Biden expected to push vaccine for federal workers


President Biden has tried pleading, cajoling and coaxing Americans to get vaccinated against the coronavirus. Now he could require some of them to do it.

As the federal government’s chief executive — essentially, the boss of a very large corporation funded by taxpayers — he is expected to announce Thursday that federal employees will need to get vaccinated or face regular testing for the coronavirus.

It’s unclear when the rules would take effect, or exactly which federal employees would be affected. There are an estimated 4.3 million federal workers, including more than 1.4 million uniformed military personnel, not to mention millions more federal contractors.

Such a requirement could land heavily in California, which has the most federal workers outside of the Washington, D.C., area, according to the U.S. Office of Personnel Management.

The White House has been wary of any kind of vaccine requirements, preferring to focus on making the shots easily accessible and nudging people toward getting inoculated. But the spread of the more contagious Delta variant, and many Americans’ entrenched unwillingness to get their shots, has led officials to consider stiffer measures.

The Department of Veterans Affairs announced its own vaccine requirement this week for the agency’s healthcare workers and gave them eight weeks to comply.

Similar steps are also being taken by private companies and local governments. Los Angeles announced Tuesday that city workers would need to submit proof of vaccination or undergo weekly testing.

“We need unvaccinated Angelenos to stop dragging their feet,” City Council President Nury Martinez said. “As the largest employer in the city of Los Angeles, this is us doing our part.”

Katrina Taormina draws the Pfizer COVID-19 vaccine into a syringe at a high school in New York on Tuesday.

(Mark Lennihan / Associated Press)

Google said Wednesday that it would require its employees to get vaccinated before returning to the company’s offices around the world.

Mandates or vaccine passports have been controversial ideas, especially with some Republicans and right-wing commentators dialing up the outrage over heavy-handed government initiatives.

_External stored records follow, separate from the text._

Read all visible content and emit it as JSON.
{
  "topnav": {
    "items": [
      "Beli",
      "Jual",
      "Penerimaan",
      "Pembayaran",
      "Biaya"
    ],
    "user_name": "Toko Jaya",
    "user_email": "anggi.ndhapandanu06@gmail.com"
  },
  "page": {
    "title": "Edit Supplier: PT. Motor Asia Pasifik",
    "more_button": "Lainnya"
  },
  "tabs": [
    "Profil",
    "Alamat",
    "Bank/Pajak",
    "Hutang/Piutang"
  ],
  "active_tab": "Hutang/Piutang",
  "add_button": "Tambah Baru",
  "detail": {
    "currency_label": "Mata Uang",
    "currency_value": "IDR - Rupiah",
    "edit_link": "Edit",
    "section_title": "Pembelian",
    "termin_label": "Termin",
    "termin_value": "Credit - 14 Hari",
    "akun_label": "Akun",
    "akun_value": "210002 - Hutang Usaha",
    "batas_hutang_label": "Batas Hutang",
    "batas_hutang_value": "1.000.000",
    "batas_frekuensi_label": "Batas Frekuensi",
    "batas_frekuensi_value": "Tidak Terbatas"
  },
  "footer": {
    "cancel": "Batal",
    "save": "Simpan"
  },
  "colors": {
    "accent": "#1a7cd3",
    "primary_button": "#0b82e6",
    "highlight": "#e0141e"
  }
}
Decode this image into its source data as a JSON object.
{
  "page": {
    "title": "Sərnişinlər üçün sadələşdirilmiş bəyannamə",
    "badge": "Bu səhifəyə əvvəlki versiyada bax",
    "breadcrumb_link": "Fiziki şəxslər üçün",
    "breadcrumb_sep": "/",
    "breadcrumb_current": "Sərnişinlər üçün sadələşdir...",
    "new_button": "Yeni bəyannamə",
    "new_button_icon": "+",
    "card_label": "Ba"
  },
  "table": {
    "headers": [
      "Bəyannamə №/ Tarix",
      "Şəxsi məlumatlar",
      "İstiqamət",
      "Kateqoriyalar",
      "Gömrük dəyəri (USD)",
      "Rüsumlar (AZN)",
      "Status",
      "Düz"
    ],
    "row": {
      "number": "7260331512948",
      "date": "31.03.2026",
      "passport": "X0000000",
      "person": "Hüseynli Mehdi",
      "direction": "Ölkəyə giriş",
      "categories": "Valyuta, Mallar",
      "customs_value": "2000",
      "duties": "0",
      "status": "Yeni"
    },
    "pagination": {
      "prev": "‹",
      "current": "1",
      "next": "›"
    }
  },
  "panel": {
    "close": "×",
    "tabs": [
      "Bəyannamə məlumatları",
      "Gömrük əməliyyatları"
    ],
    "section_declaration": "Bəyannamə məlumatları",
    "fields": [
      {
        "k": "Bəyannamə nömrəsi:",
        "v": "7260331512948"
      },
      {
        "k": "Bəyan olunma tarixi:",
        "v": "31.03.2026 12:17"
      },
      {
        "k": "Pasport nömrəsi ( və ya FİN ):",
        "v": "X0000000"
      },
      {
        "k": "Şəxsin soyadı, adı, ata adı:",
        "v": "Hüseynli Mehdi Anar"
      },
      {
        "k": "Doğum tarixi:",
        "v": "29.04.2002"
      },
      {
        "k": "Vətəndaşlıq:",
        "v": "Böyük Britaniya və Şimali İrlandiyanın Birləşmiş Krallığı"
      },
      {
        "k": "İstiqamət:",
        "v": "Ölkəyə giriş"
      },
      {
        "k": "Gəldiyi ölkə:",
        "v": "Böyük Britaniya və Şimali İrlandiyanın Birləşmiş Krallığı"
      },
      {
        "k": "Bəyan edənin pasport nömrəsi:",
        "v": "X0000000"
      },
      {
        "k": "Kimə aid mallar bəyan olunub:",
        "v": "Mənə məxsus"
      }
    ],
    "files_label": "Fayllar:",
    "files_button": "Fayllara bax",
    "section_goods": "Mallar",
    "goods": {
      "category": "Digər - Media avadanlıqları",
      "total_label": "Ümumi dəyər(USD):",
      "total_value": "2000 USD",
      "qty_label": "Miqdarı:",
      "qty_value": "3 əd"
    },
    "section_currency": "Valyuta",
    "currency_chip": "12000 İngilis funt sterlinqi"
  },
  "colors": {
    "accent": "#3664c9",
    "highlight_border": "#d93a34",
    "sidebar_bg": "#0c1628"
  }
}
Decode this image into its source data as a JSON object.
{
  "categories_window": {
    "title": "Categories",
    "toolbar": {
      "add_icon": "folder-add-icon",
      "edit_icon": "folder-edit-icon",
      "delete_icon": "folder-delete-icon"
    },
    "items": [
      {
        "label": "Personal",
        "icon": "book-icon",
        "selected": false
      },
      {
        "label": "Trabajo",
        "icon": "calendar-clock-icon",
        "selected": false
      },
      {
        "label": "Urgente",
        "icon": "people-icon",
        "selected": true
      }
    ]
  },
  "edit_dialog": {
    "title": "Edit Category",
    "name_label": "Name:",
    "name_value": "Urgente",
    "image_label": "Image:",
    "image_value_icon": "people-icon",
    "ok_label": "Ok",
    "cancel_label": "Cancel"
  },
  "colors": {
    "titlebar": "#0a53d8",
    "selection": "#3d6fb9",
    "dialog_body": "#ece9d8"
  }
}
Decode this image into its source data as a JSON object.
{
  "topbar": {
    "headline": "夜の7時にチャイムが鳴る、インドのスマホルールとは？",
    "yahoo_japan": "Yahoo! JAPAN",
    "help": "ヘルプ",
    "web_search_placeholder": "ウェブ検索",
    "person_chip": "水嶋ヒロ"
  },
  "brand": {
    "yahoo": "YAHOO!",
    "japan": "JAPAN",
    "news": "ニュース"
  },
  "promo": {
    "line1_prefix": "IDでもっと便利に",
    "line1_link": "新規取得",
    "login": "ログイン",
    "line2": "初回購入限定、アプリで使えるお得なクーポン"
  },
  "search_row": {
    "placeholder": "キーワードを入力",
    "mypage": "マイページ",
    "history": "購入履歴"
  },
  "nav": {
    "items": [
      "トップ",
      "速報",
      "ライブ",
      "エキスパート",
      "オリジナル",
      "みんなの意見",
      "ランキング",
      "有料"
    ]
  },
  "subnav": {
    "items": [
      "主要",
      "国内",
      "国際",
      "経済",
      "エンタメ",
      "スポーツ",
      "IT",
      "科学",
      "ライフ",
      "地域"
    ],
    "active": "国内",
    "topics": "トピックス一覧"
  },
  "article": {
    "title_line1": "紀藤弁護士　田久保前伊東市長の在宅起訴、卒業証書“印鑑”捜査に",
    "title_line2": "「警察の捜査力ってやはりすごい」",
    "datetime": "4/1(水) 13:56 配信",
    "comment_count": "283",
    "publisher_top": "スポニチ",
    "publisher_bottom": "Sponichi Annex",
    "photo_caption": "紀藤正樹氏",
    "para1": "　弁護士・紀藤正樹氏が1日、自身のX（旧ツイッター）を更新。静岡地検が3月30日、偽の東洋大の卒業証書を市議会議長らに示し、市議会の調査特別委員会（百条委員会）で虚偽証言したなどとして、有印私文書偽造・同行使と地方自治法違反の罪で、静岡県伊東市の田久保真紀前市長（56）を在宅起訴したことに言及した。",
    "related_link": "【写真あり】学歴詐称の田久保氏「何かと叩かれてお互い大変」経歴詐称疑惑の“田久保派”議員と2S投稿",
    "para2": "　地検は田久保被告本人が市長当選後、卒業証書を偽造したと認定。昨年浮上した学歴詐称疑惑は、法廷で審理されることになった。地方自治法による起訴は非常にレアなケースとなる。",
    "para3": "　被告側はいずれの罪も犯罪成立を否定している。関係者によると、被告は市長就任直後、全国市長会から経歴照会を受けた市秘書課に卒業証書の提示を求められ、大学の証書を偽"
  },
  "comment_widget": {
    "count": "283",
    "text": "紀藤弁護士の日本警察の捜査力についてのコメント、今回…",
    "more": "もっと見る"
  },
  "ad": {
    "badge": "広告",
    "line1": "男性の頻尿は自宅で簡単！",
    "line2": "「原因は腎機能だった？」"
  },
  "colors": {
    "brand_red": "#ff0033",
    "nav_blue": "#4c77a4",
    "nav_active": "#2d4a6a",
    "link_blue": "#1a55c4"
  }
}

Centers for Disease Control and Prevention Director Dr. Rochelle Walensky said Wednesday that some people are “sort of allergic” to mandates of any kind.

“I don’t want to turn them off,” she said in an interview with Dr. Marc Siegel on SiriusXM’s “Doctor Radio Reports.”

Her agency already faced some backlash on Tuesday when it recommended that people wear masks indoors in public settings in areas where COVID-19 is surging, even though it does not have the authority to require Americans to follow its guidance.

Walensky said that requiring vaccines at this point could be tricky because the Food and Drug Administration has authorized them only on an emergency basis and the full approval process could last several more months.

However, she added that she would “endorse any way that we can get more people vaccinated to prevent severe disease and death.”

Jennifer Nuzzo, an epidemiologist at the Johns Hopkins Center for Health Security, said she worried earlier this year that vaccine mandates could backfire.

“We’re at a different place than we were then,” she said. “I can see employers deciding, we have to get back to business.”

She said it was particularly important to require healthcare workers or nursing home employees to get their shots.

“It’s just simply too risky to not have staff in those places vaccinated,” Nuzzo said.

Frank Luntz, a Republican pollster who has been conducting focus groups with unvaccinated people, said mandates could prove effective even if they generate discontent.

“If we require kids to be vaccinated for lots of childhood illnesses before being allowed to attend school, we should be able to require adults to be vaccinated in certain clearly defined situations,” he said. “Would it make lots of people angry? Definitely. But would it work? Absolutely.”

The country remains just shy of Biden’s goal to have 70% of adults receive at least one shot by July 4, a reflection of how difficult it can be to reach and convince holdouts.

“What we have now is a pandemic of the unvaccinated,” Biden said after touring a Mack Trucks facility in Pennsylvania. “Please, please, please, if you’re not vaccinated, protect yourself and the children out there.”

The White House highlighted a glimmer of progress on Wednesday, saying nearly 500,000 people received their first dose of a vaccine, the highest number since the beginning of the month.